China’s domestic issue today is shaken by the spread of Coronavirus disease (COVID-19). The disease started in Wuhan in the Hubei Province of China and it has since spread to the whole of China and even outside of this country. The spread of COVID-19 virus has severely slowed the Chinese economy. The trade with India has been impacted. Several Indian industries which depend upon raw materials from China, such as the pharma sectors have been impacted.
According to the Confederation of Indian Industry, China supplies 43 per cent of India’s import of the top 20 goods, including mobile handsets (7.2 billion), computers (3 billion), integrated circuits and other inputs (7.5 billion), fertilisers (1.5 billion) and antibiotics (1.1 billion). As such, the coronavirus pandemic in China is already impacting inputs into the Indian industry which may adversely impact small businesses and jobs. The industries representatives have also requested the government for a ‘force majeure’ situation which provides relief to companies to default on contract obligations.

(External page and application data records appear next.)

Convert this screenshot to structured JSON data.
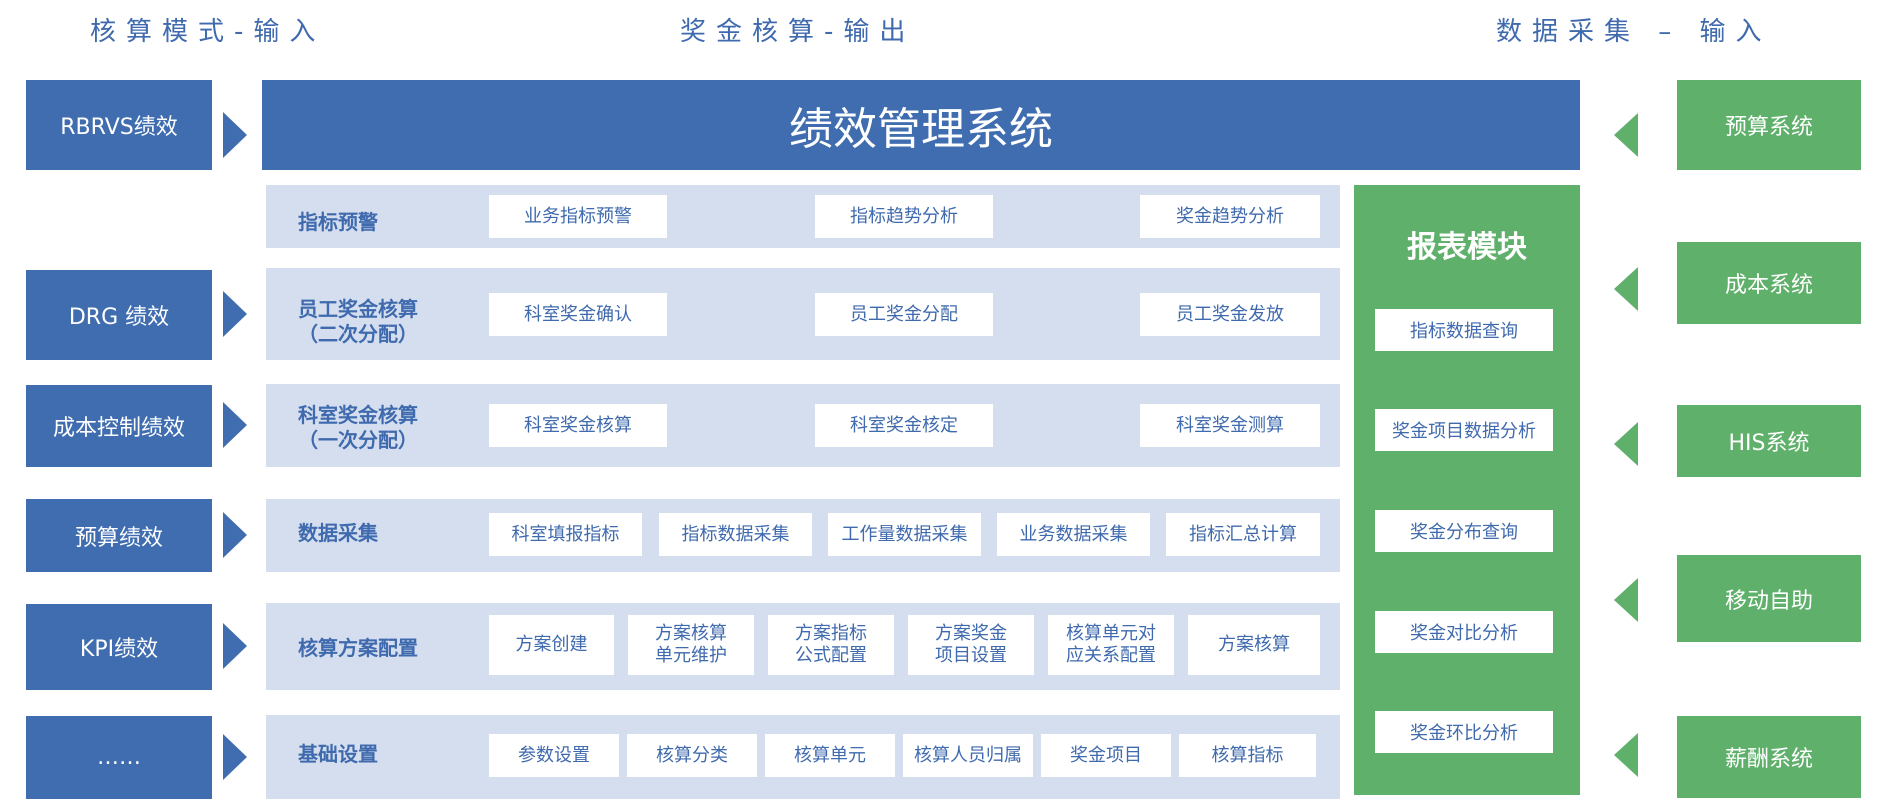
{
  "headers": {
    "left": "核算模式-输入",
    "middle": "奖金核算-输出",
    "right": "数据采集 – 输入"
  },
  "title": "绩效管理系统",
  "left_modes": [
    "RBRVS绩效",
    "DRG 绩效",
    "成本控制绩效",
    "预算绩效",
    "KPI绩效",
    "……"
  ],
  "right_sources": [
    "预算系统",
    "成本系统",
    "HIS系统",
    "移动自助",
    "薪酬系统"
  ],
  "rows": [
    {
      "label": "指标预警",
      "items": [
        "业务指标预警",
        "指标趋势分析",
        "奖金趋势分析"
      ]
    },
    {
      "label_line1": "员工奖金核算",
      "label_line2": "（二次分配）",
      "items": [
        "科室奖金确认",
        "员工奖金分配",
        "员工奖金发放"
      ]
    },
    {
      "label_line1": "科室奖金核算",
      "label_line2": "（一次分配）",
      "items": [
        "科室奖金核算",
        "科室奖金核定",
        "科室奖金测算"
      ]
    },
    {
      "label": "数据采集",
      "items": [
        "科室填报指标",
        "指标数据采集",
        "工作量数据采集",
        "业务数据采集",
        "指标汇总计算"
      ]
    },
    {
      "label": "核算方案配置",
      "items": [
        {
          "l1": "方案创建"
        },
        {
          "l1": "方案核算",
          "l2": "单元维护"
        },
        {
          "l1": "方案指标",
          "l2": "公式配置"
        },
        {
          "l1": "方案奖金",
          "l2": "项目设置"
        },
        {
          "l1": "核算单元对",
          "l2": "应关系配置"
        },
        {
          "l1": "方案核算"
        }
      ]
    },
    {
      "label": "基础设置",
      "items": [
        "参数设置",
        "核算分类",
        "核算单元",
        "核算人员归属",
        "奖金项目",
        "核算指标"
      ]
    }
  ],
  "report": {
    "title": "报表模块",
    "items": [
      "指标数据查询",
      "奖金项目数据分析",
      "奖金分布查询",
      "奖金对比分析",
      "奖金环比分析"
    ]
  },
  "colors": {
    "blue": "#3f6db0",
    "green": "#5fb06b",
    "band": "#d5deef",
    "text_blue": "#3f6aad"
  }
}
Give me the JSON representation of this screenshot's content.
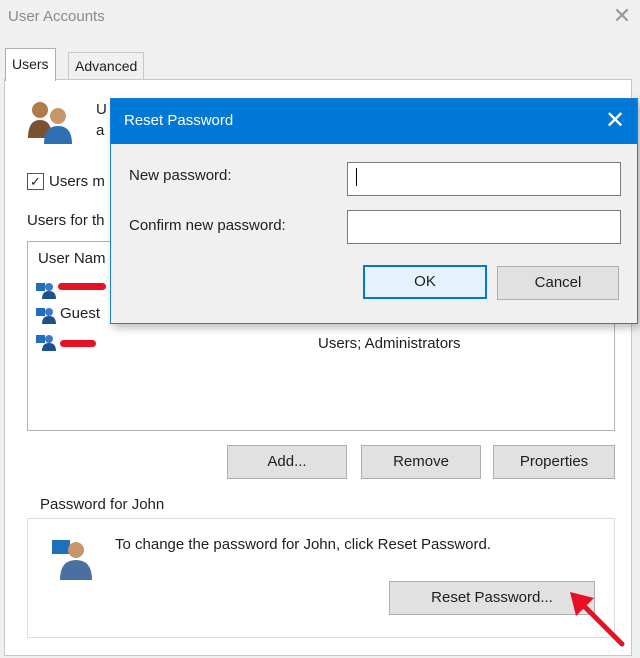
{
  "window": {
    "title": "User Accounts"
  },
  "tabs": [
    {
      "label": "Users"
    },
    {
      "label": "Advanced"
    }
  ],
  "users_panel": {
    "intro_line1": "U",
    "intro_line2": "a",
    "must_enter_checkbox_label": "Users m",
    "users_for_label": "Users for th",
    "column_header": "User Nam",
    "rows": [
      {
        "name": "",
        "group": ""
      },
      {
        "name": "Guest",
        "group": ""
      },
      {
        "name": "",
        "group": "Users; Administrators"
      }
    ],
    "buttons": {
      "add": "Add...",
      "remove": "Remove",
      "properties": "Properties"
    }
  },
  "password_group": {
    "legend": "Password for John",
    "description": "To change the password for John, click Reset Password.",
    "reset_button": "Reset Password..."
  },
  "dialog": {
    "title": "Reset Password",
    "new_password_label": "New password:",
    "confirm_label": "Confirm new password:",
    "ok": "OK",
    "cancel": "Cancel",
    "new_password_value": "",
    "confirm_value": ""
  },
  "colors": {
    "accent": "#0078d7",
    "annotation_arrow": "#e81123"
  },
  "icons": [
    "users-icon",
    "user-icon",
    "key-user-icon",
    "close-icon",
    "arrow-annotation-icon"
  ]
}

The COVID-19 virus which started in the northern part of China has since spread to its southern region and this should alarm Sikkim and Sikkimese. The Chinese provinces which are nearest to Sikkim such as Sichuan and Yunnan have recorded confirmed cases of COVID-19. By 19 February 2020, Sichuan confirmed 519 confirmed cases (186 cured) with 3 deaths, Yunnan confirmed 173 cases (60 cured with one death. The data from TAR could not be retrieved, but going by the statistics, there should be no doubt that TAR too has cases of COVID-19 virus.
The eminent danger and threat perception of COVID-19 virus would create a problem for Sikkim. The future of border trade which is going to be open soon looks bleak. If the situation does not improve with regards to the COVID-19 virus in China then we won’t be seeing trade taking place at Nathu La for the year 2020-21.
Thus, to conclude, it becomes clear that the interest, challenges and goals of the Sikkimese and Sikkim have always been directed and bounded under the larger structure of the Sino-Indian relations. This is not something new and it is here to stay.
The author is Sangay Lachenpa, a Research Scholar at Jawaharlal Nehru University, New Delhi.